Mother's Day arrived, and I felt like a failure. How could my children have done such willful damage? They had no explanation, and neither did I. During the sermon Sunday morning, every truth seemed to illustrate my failures.
Then when we arrived home, our neighbor told us someone had damaged his no trespassing sign. Our hearts fell again as we heard another story. Wed had family friends over the previous evening, and the six boys decided to send one (guess whose child) over to take the sign down. I was mortified.
The phone rang. Another pastor, another church, more broken windows from that walk.
We made the boys face each accuser, and they confessed and apologized. Then they followed up with letters. We determined how each child would pay the damages and applied discipline. And we agonized over how this had all happened.
It was a painful and embarrassing time. I cringed for weeks every time the phone rang.
Many Mother's Days have since passed. Thankfully, I would not encounter another as devastating. But, many times, Ive questioned my mothering successes.
I didn't raise trophy children. My sons are just human. Humans with issues. Humans who struggle and sin. Yet humans who are valuable because they are God's creation.
So my expectations of Mother's Day have changed. I measure my success as a mother by different standards now. Our children love us, and we love them. My husband and I teach them, then trust God to do the rest. But the boys make choices for themselves, and we cant take the blame for those choices.
Maybe you know a mother who's struggling this year. May I suggest that you encourage her? Assure her that this season of life is not the final summation of what kind of mother she is.
Maybe you are the struggling mother. Sometimes our children, young and old, make choices that are not in line with how we raised them. A wrong choice, or even a series of wrong choices, doesn't negate our hope.
Mothering is an important and difficult job. Do the best you can. Enjoy moments of triumph and success. Learn from the tough moments. Most of all, don't give up. The end of the story is yet to come.
Nine Ways to Encourage a Discouraged Mum
- Remind her who decided she was the best mom for her child: God.
- Share something positive you've noticed in her child, especially a behavior that reflects a value Mums been teaching.
- Give her a hug and confess mothering isn't what you thought it would be either.
- Tell her you've seen her willingness to be the mother God called her to be and you admire her diligence.
- Invite her child to your house and give Mom a break.

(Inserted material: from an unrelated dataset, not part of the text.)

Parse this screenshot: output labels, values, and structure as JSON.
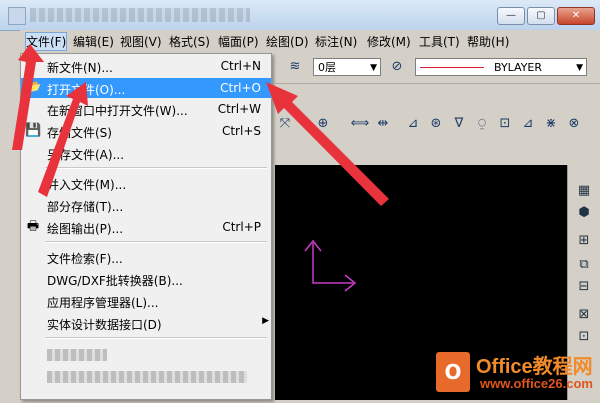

- Share a personality trait in her child that you really like.
- Commit to praying for her and her child then tell her.
- Tell her what she's done that makes her a good mum.
- Share the fact that even God's children don't turn out the way He'd like.